Component data from apps and pages
____________

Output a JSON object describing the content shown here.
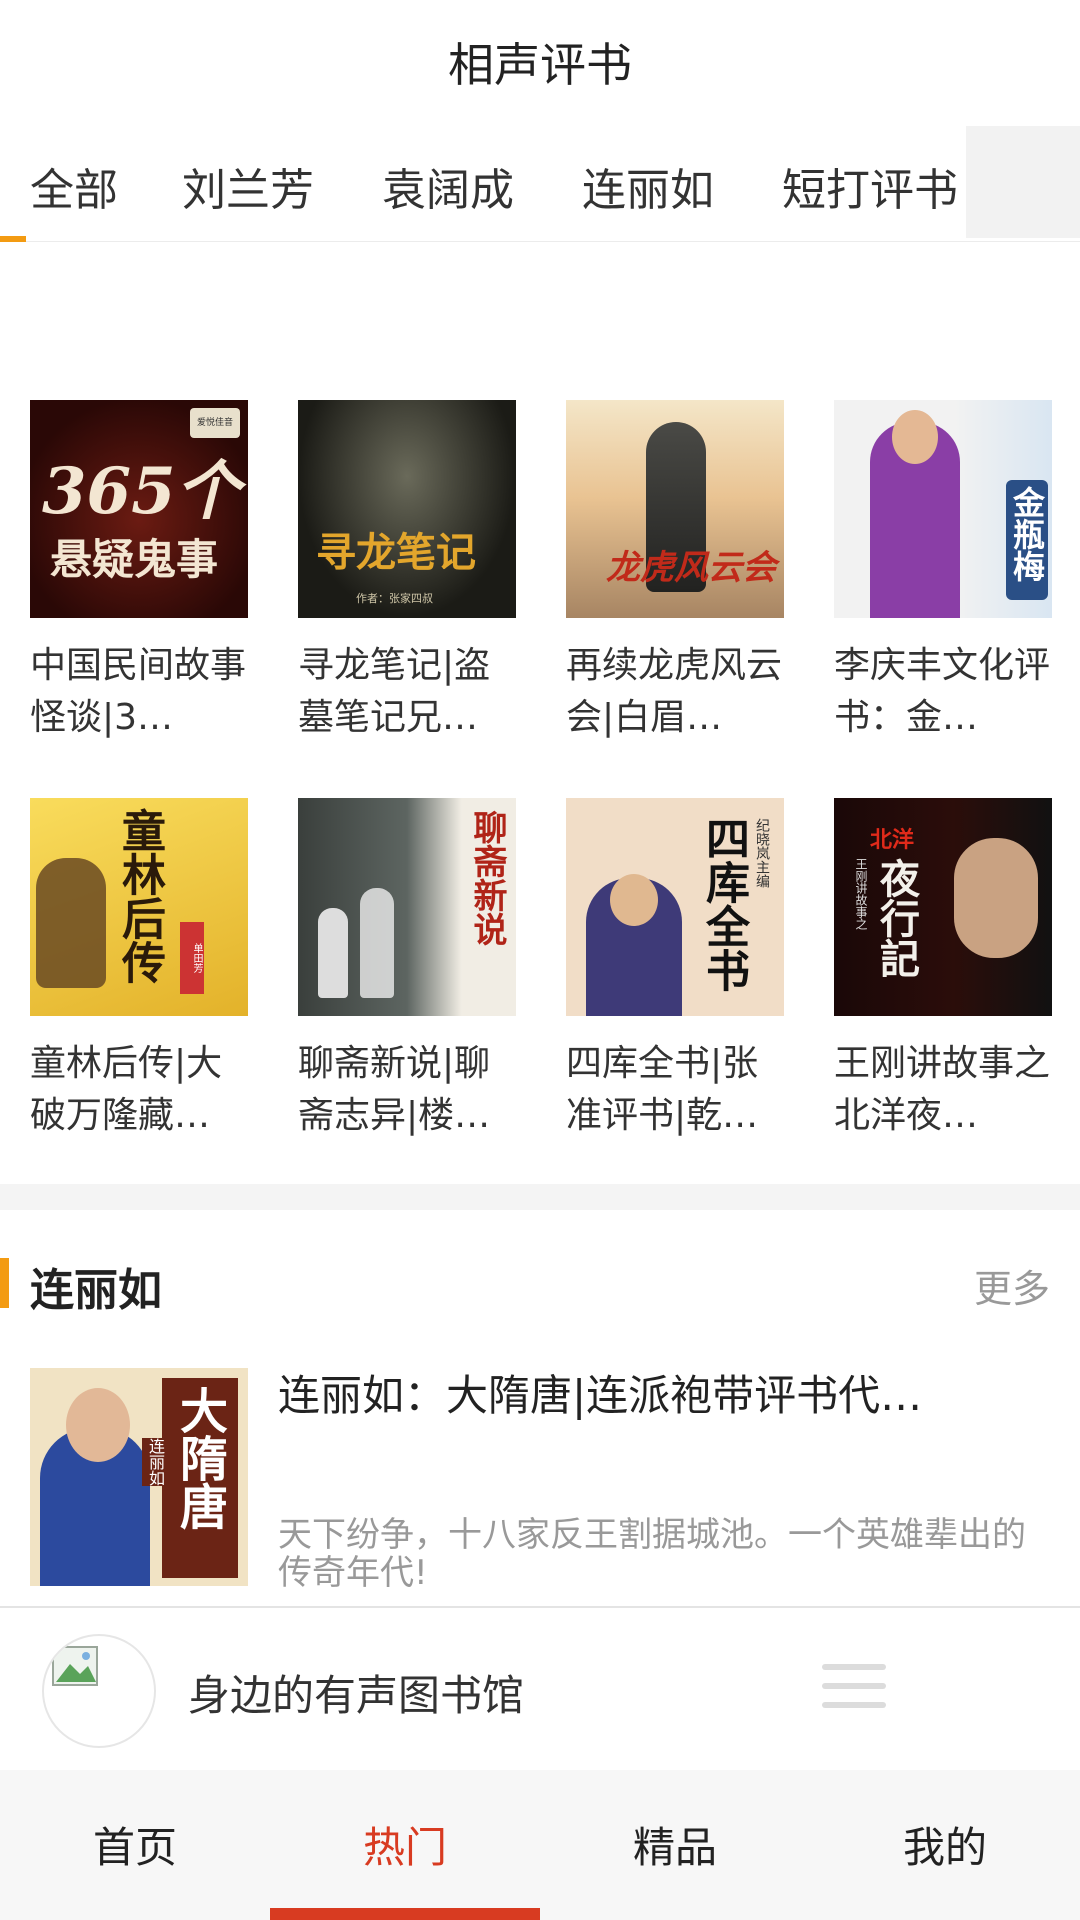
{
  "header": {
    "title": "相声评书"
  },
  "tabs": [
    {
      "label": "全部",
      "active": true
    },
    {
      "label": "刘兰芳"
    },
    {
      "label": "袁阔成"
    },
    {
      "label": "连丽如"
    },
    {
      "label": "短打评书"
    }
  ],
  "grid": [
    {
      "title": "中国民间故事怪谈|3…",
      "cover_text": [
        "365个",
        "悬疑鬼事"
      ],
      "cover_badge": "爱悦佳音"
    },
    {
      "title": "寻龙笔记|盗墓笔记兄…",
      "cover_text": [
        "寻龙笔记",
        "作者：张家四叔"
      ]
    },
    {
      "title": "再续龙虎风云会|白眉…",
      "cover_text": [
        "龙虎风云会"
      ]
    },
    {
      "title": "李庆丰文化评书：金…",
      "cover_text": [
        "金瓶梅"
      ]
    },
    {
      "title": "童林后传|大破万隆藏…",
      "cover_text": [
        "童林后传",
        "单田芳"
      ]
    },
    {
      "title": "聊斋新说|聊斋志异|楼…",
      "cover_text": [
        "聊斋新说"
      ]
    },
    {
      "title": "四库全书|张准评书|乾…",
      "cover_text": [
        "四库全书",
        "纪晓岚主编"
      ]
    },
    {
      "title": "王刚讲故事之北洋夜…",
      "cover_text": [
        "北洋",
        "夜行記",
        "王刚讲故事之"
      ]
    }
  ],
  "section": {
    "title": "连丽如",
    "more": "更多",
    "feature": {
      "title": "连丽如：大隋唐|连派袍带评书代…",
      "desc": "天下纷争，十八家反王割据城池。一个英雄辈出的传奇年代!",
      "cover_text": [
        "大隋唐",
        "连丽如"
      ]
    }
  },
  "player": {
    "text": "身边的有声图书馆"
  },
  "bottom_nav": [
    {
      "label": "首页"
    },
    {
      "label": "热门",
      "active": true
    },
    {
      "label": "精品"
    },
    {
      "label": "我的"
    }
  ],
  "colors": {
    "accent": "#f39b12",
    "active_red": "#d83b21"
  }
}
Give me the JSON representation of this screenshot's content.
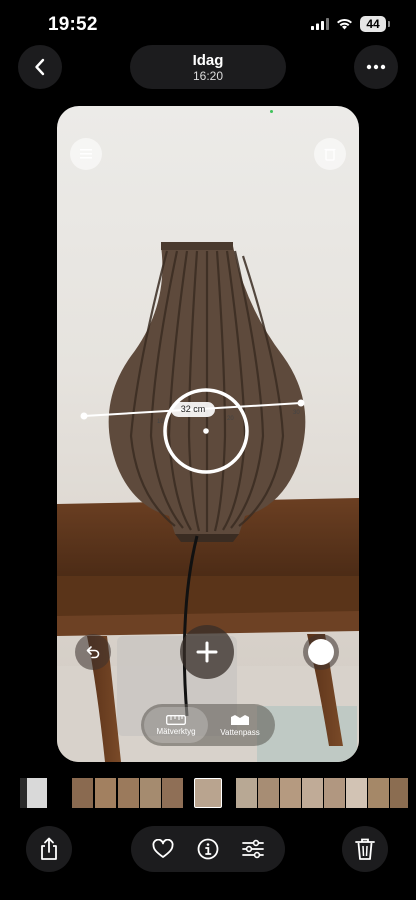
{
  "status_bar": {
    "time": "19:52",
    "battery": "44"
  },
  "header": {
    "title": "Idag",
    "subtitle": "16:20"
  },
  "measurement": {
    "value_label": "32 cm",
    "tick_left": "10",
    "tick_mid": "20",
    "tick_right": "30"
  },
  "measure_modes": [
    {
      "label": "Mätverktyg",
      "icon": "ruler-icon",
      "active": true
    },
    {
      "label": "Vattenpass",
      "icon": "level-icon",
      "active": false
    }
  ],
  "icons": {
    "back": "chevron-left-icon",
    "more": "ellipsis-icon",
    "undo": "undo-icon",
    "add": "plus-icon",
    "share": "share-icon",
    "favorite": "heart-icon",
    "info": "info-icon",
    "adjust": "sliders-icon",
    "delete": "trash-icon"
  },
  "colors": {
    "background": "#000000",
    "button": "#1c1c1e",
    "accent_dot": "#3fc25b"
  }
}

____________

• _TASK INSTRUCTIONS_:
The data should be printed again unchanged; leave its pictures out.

• _FINISHED EXERCISE_:
Output a JSON object describing the content shown here.
{
  "header": {
    "title": "相声评书"
  },
  "tabs": [
    {
      "label": "全部",
      "active": true
    },
    {
      "label": "刘兰芳"
    },
    {
      "label": "袁阔成"
    },
    {
      "label": "连丽如"
    },
    {
      "label": "短打评书"
    }
  ],
  "grid": [
    {
      "title": "中国民间故事怪谈|3…",
      "cover_text": [
        "365个",
        "悬疑鬼事"
      ],
      "cover_badge": "爱悦佳音"
    },
    {
      "title": "寻龙笔记|盗墓笔记兄…",
      "cover_text": [
        "寻龙笔记",
        "作者：张家四叔"
      ]
    },
    {
      "title": "再续龙虎风云会|白眉…",
      "cover_text": [
        "龙虎风云会"
      ]
    },
    {
      "title": "李庆丰文化评书：金…",
      "cover_text": [
        "金瓶梅"
      ]
    },
    {
      "title": "童林后传|大破万隆藏…",
      "cover_text": [
        "童林后传",
        "单田芳"
      ]
    },
    {
      "title": "聊斋新说|聊斋志异|楼…",
      "cover_text": [
        "聊斋新说"
      ]
    },
    {
      "title": "四库全书|张准评书|乾…",
      "cover_text": [
        "四库全书",
        "纪晓岚主编"
      ]
    },
    {
      "title": "王刚讲故事之北洋夜…",
      "cover_text": [
        "北洋",
        "夜行記",
        "王刚讲故事之"
      ]
    }
  ],
  "section": {
    "title": "连丽如",
    "more": "更多",
    "feature": {
      "title": "连丽如：大隋唐|连派袍带评书代…",
      "desc": "天下纷争，十八家反王割据城池。一个英雄辈出的传奇年代!",
      "cover_text": [
        "大隋唐",
        "连丽如"
      ]
    }
  },
  "player": {
    "text": "身边的有声图书馆"
  },
  "bottom_nav": [
    {
      "label": "首页"
    },
    {
      "label": "热门",
      "active": true
    },
    {
      "label": "精品"
    },
    {
      "label": "我的"
    }
  ],
  "colors": {
    "accent": "#f39b12",
    "active_red": "#d83b21"
  }
}
Give me the JSON representation of this screenshot's content.
{
  "status_bar": {
    "time": "19:52",
    "battery": "44"
  },
  "header": {
    "title": "Idag",
    "subtitle": "16:20"
  },
  "measurement": {
    "value_label": "32 cm",
    "tick_left": "10",
    "tick_mid": "20",
    "tick_right": "30"
  },
  "measure_modes": [
    {
      "label": "Mätverktyg",
      "icon": "ruler-icon",
      "active": true
    },
    {
      "label": "Vattenpass",
      "icon": "level-icon",
      "active": false
    }
  ],
  "icons": {
    "back": "chevron-left-icon",
    "more": "ellipsis-icon",
    "undo": "undo-icon",
    "add": "plus-icon",
    "share": "share-icon",
    "favorite": "heart-icon",
    "info": "info-icon",
    "adjust": "sliders-icon",
    "delete": "trash-icon"
  },
  "colors": {
    "background": "#000000",
    "button": "#1c1c1e",
    "accent_dot": "#3fc25b"
  }
}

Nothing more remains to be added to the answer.